As we embark on the next semester of the Praxis Program we have begun to think about our “roles” in the Prism project. This has led to a surprising rush of gender feelings. Parts of these feelings feel too second-wave feministy to be appropriate in this day and age, but regardless I find myself frustrated with myself for fitting into certain gendered tropes. We have six people in our Praxis cohort, three are men and three are women and two of these men have previous experience in the coding/programming world. Thus as we assign jobs I find myself gravitating towards design, project management, outreach and community engagement. While the rest of the positions have yet to be assigned, its hard not to feel a division of labor emerging that is highly gendered.

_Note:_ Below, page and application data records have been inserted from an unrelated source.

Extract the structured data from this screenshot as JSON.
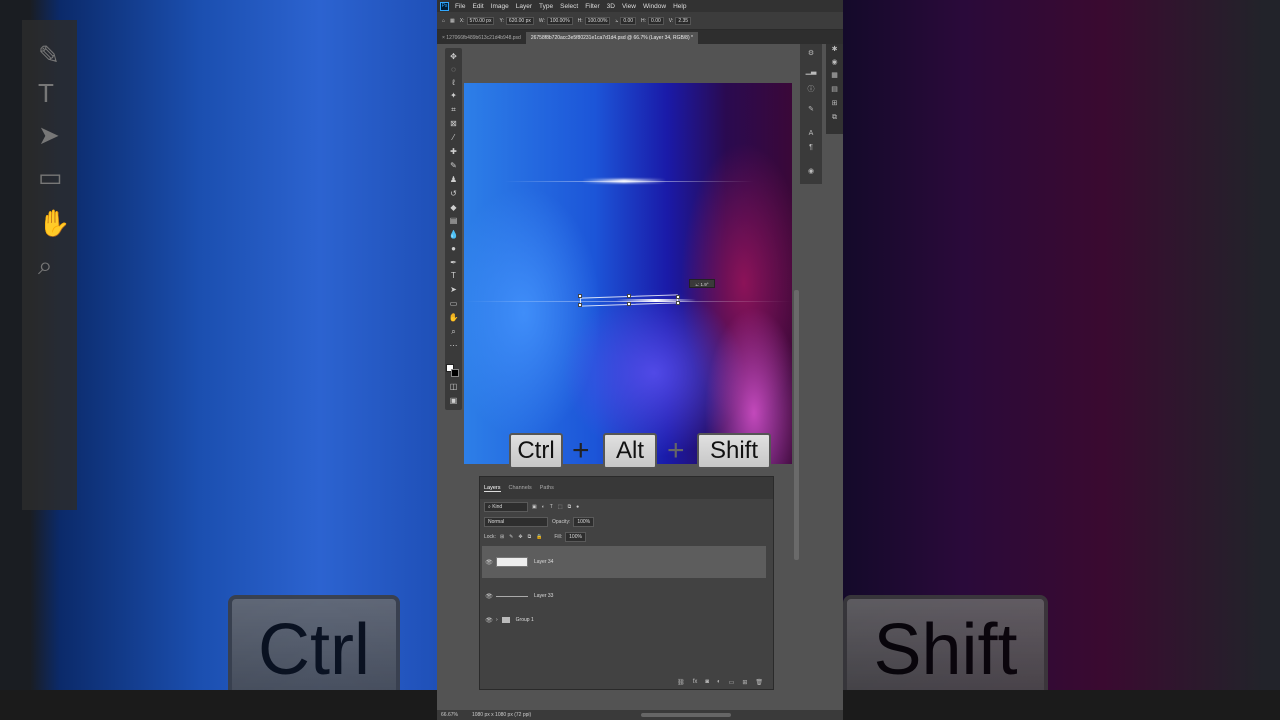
{
  "menu": [
    "File",
    "Edit",
    "Image",
    "Layer",
    "Type",
    "Select",
    "Filter",
    "3D",
    "View",
    "Window",
    "Help"
  ],
  "options": {
    "x_label": "X:",
    "x_value": "570.00 px",
    "y_label": "Y:",
    "y_value": "620.00 px",
    "w_label": "W:",
    "w_value": "100.00%",
    "h_label": "H:",
    "h_value": "100.00%",
    "angle_value": "0.00",
    "h_skew_label": "H:",
    "h_skew_value": "0.00",
    "v_skew_label": "V:",
    "v_skew_value": "2.35"
  },
  "tabs": [
    {
      "label": "× 127066fb489b613c21d4b948.psd"
    },
    {
      "label": "26758f8b720acc3e5f80231e1ca7d1d4.psd @ 66.7% (Layer 34, RGB/8) *"
    }
  ],
  "transform_tooltip": "⦣: 1.9°",
  "keys": {
    "ctrl": "Ctrl",
    "alt": "Alt",
    "shift": "Shift",
    "plus": "+"
  },
  "layers_panel": {
    "tabs": [
      "Layers",
      "Channels",
      "Paths"
    ],
    "filter_kind": "Kind",
    "blend_mode": "Normal",
    "opacity_label": "Opacity:",
    "opacity_value": "100%",
    "lock_label": "Lock:",
    "fill_label": "Fill:",
    "fill_value": "100%",
    "layers": [
      {
        "name": "Layer 34",
        "selected": true
      },
      {
        "name": "Layer 33",
        "selected": false
      },
      {
        "name": "Group 1",
        "selected": false
      }
    ]
  },
  "status": {
    "zoom": "66.67%",
    "doc_size": "1080 px x 1080 px (72 ppi)"
  }
}
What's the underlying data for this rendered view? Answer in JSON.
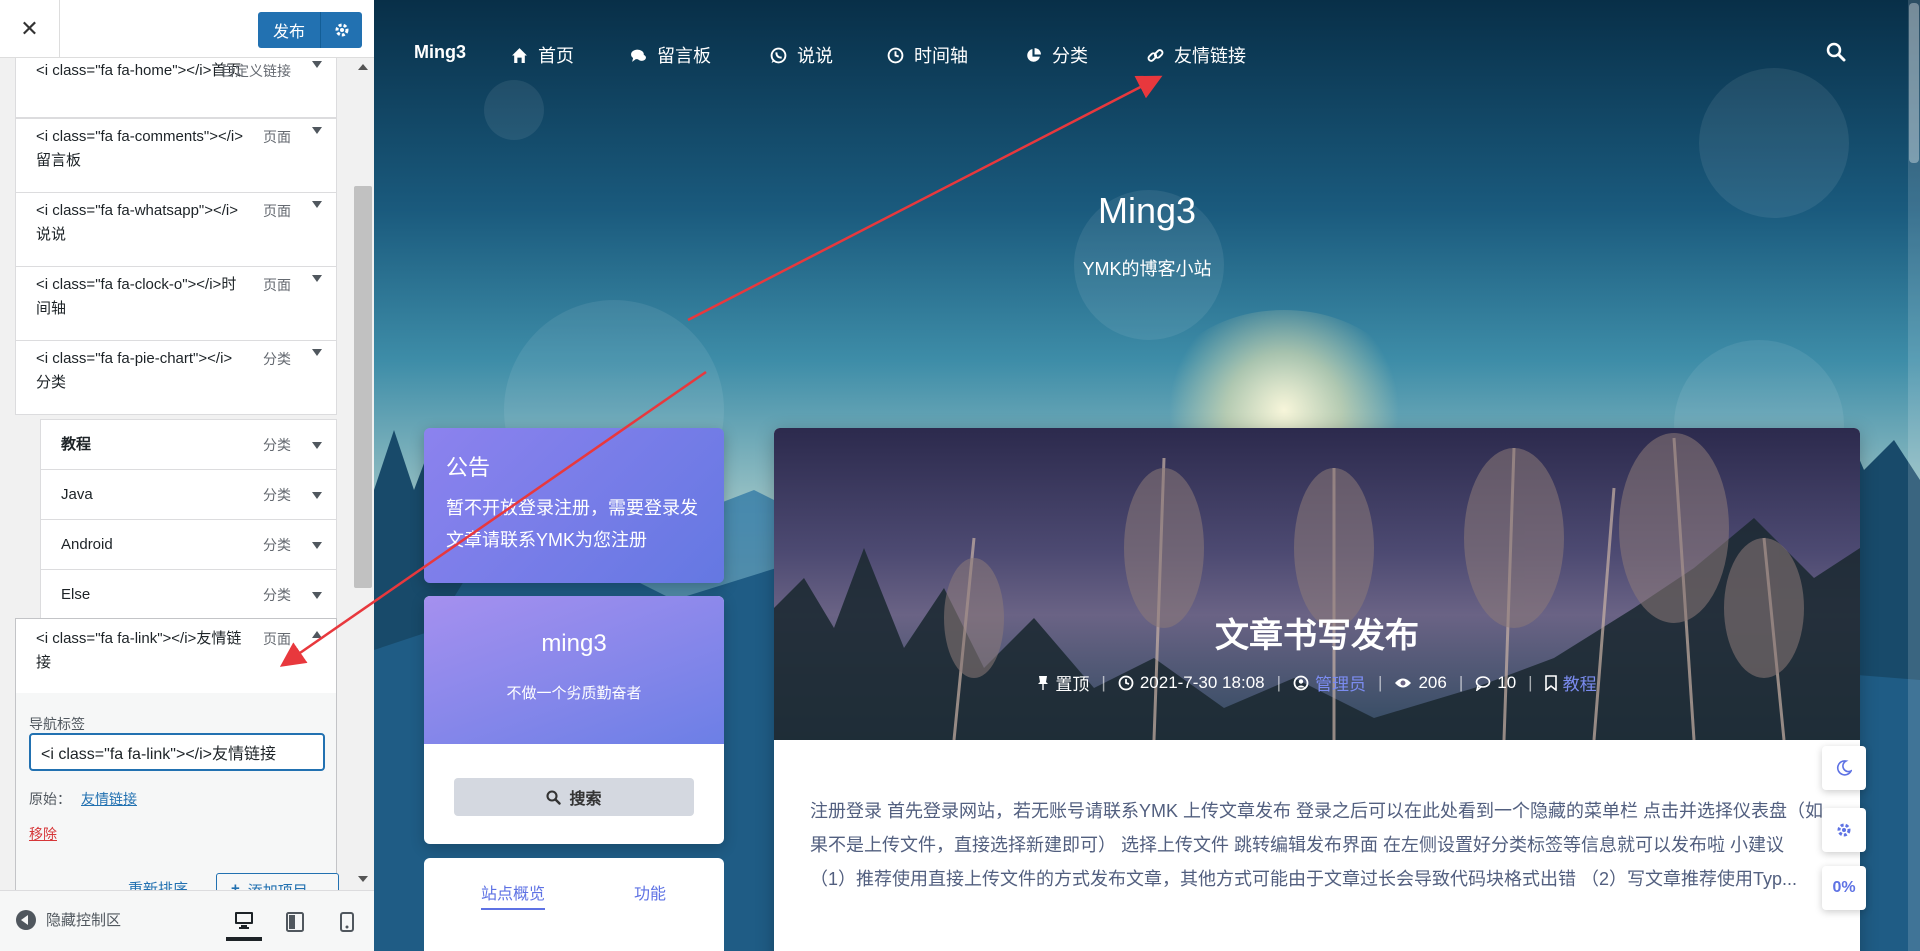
{
  "panel": {
    "close_glyph": "✕",
    "publish_label": "发布",
    "menu_items": [
      {
        "title": "<i class=\"fa fa-home\"></i>首页",
        "type": "自定义链接"
      },
      {
        "title": "<i class=\"fa fa-comments\"></i>留言板",
        "type": "页面"
      },
      {
        "title": "<i class=\"fa fa-whatsapp\"></i>说说",
        "type": "页面"
      },
      {
        "title": "<i class=\"fa fa-clock-o\"></i>时间轴",
        "type": "页面"
      },
      {
        "title": "<i class=\"fa fa-pie-chart\"></i>分类",
        "type": "分类"
      }
    ],
    "sub_items": [
      {
        "title": "教程",
        "type": "分类"
      },
      {
        "title": "Java",
        "type": "分类"
      },
      {
        "title": "Android",
        "type": "分类"
      },
      {
        "title": "Else",
        "type": "分类"
      }
    ],
    "expanded": {
      "title": "<i class=\"fa fa-link\"></i>友情链接",
      "type": "页面",
      "nav_label_caption": "导航标签",
      "nav_label_value": "<i class=\"fa fa-link\"></i>友情链接",
      "original_caption": "原始：",
      "original_link": "友情链接",
      "remove_label": "移除"
    },
    "reorder_label": "重新排序",
    "add_item_label": "添加项目",
    "collapse_label": "隐藏控制区"
  },
  "preview": {
    "brand": "Ming3",
    "nav": [
      {
        "label": "首页",
        "icon": "home-icon"
      },
      {
        "label": "留言板",
        "icon": "comments-icon"
      },
      {
        "label": "说说",
        "icon": "whatsapp-icon"
      },
      {
        "label": "时间轴",
        "icon": "clock-icon"
      },
      {
        "label": "分类",
        "icon": "pie-chart-icon"
      },
      {
        "label": "友情链接",
        "icon": "link-icon"
      }
    ],
    "site_title": "Ming3",
    "site_subtitle": "YMK的博客小站",
    "notice": {
      "title": "公告",
      "body": "暂不开放登录注册，需要登录发文章请联系YMK为您注册"
    },
    "profile": {
      "name": "ming3",
      "motto": "不做一个劣质勤奋者",
      "search_label": "搜索"
    },
    "tabs": [
      "站点概览",
      "功能"
    ],
    "post": {
      "title": "文章书写发布",
      "pinned": "置顶",
      "date": "2021-7-30 18:08",
      "author": "管理员",
      "views": "206",
      "comments": "10",
      "category": "教程",
      "excerpt": "注册登录 首先登录网站，若无账号请联系YMK 上传文章发布 登录之后可以在此处看到一个隐藏的菜单栏 点击并选择仪表盘（如果不是上传文件，直接选择新建即可） 选择上传文件 跳转编辑发布界面 在左侧设置好分类标签等信息就可以发布啦 小建议 （1）推荐使用直接上传文件的方式发布文章，其他方式可能由于文章过长会导致代码块格式出错 （2）写文章推荐使用Typ..."
    },
    "float": {
      "progress": "0%"
    }
  },
  "colors": {
    "wp_blue": "#2271b1",
    "accent": "#5e72e4",
    "annotation_red": "#e8383d"
  }
}
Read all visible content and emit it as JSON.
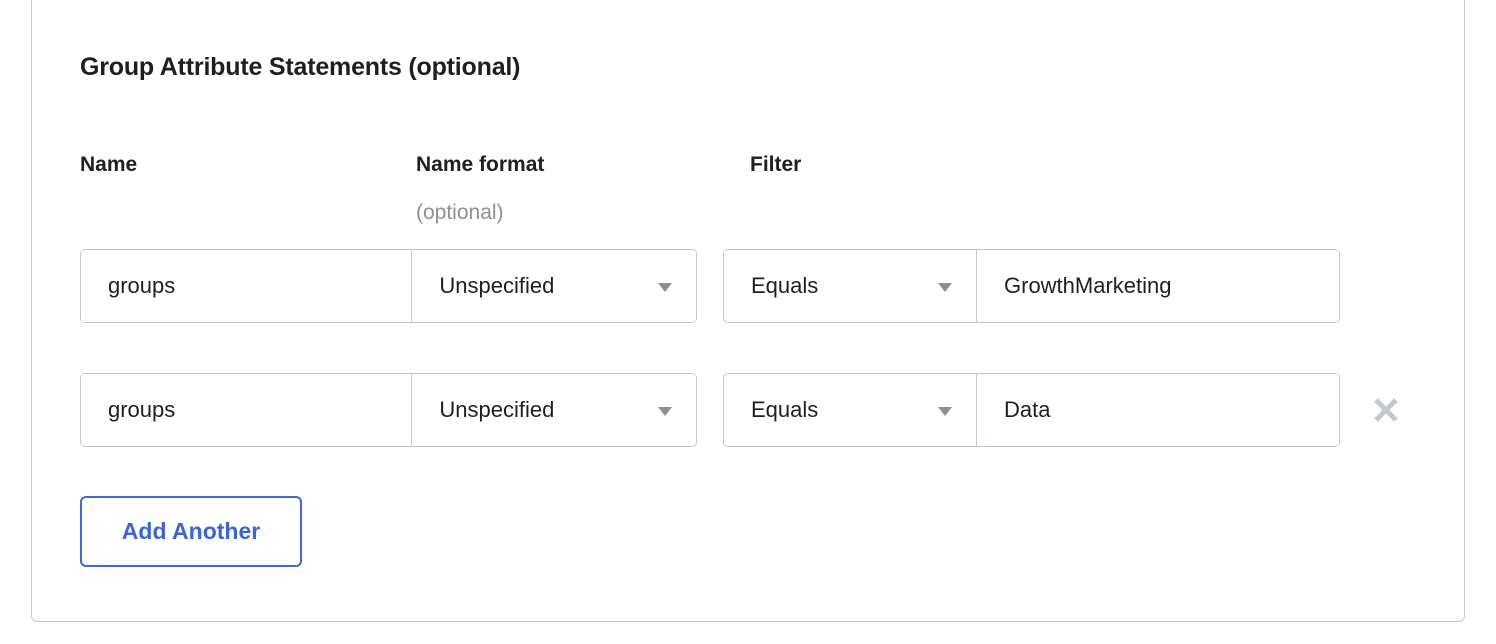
{
  "section": {
    "title": "Group Attribute Statements (optional)"
  },
  "columns": {
    "name": "Name",
    "name_format": "Name format",
    "name_format_sub": "(optional)",
    "filter": "Filter"
  },
  "rows": [
    {
      "name": "groups",
      "name_format": "Unspecified",
      "filter_type": "Equals",
      "filter_value": "GrowthMarketing",
      "removable": false
    },
    {
      "name": "groups",
      "name_format": "Unspecified",
      "filter_type": "Equals",
      "filter_value": "Data",
      "removable": true
    }
  ],
  "buttons": {
    "add_another": "Add Another"
  },
  "icons": {
    "caret": "chevron-down-icon",
    "remove": "close-x-icon"
  },
  "colors": {
    "accent_blue": "#3a64d8",
    "text": "#1d1f21",
    "muted_text": "#8c8f96",
    "border": "#c5c6cd",
    "background": "#ffffff"
  }
}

What makes this all the more frustrating is that my hesitation to take on “coding” responsibilities grows out of the realization last semester that I am not that interested in learning programming languages. I’m happy that I have learned HTML/CSS and have a basic understanding of Ruby on Rails, my computer proficiency has expanded a thousand fold, and I will be certainly implementing digital tools in my dissertation. However, I may not necessarily want to do the backend work necessary to make those tools manifest. It is hard to let go of my deeply feminist goal of mastering coding languages and democratizing this knowledge for underrepresented groups in the digital world (women, people of color, queer people etc.). This is not to say I have somehow given up on learning Ruby or other aspects of programming, but it is clear to me that I do not have the passion or drive to ever truly master these tools.
An additional challenge that my gender has presented me with is my frustration at not knowing and needing to constantly seek help. Even though the Scholars Lab staff could not be more amazing, kind, and understanding as they explain what is likely obvious to them, I feel that my constant confusion and steep learning curve plays into gendered assumptions about women and the digital world.
Unfortunately right now I have more questions than I do answers about gender in the digital humanities. How do we make digital humanities spaces that are truly feminist and anti-racist that recognize the historical and structural inequalities each person brings to the space? How can we as people from underrepresented groups work through feelings of insecurity or “out of placeness” in the digital world? How do we implement progressive pedagogical approaches to the digital humanities that resist teacher/student dynamics that disempower students? I know that there are already groups doing this work and I am excited to spend more time engaging with their pedagogical approach (groups like BlackGirlsCode and TransformDH). In the meantime I’m curious what other people think…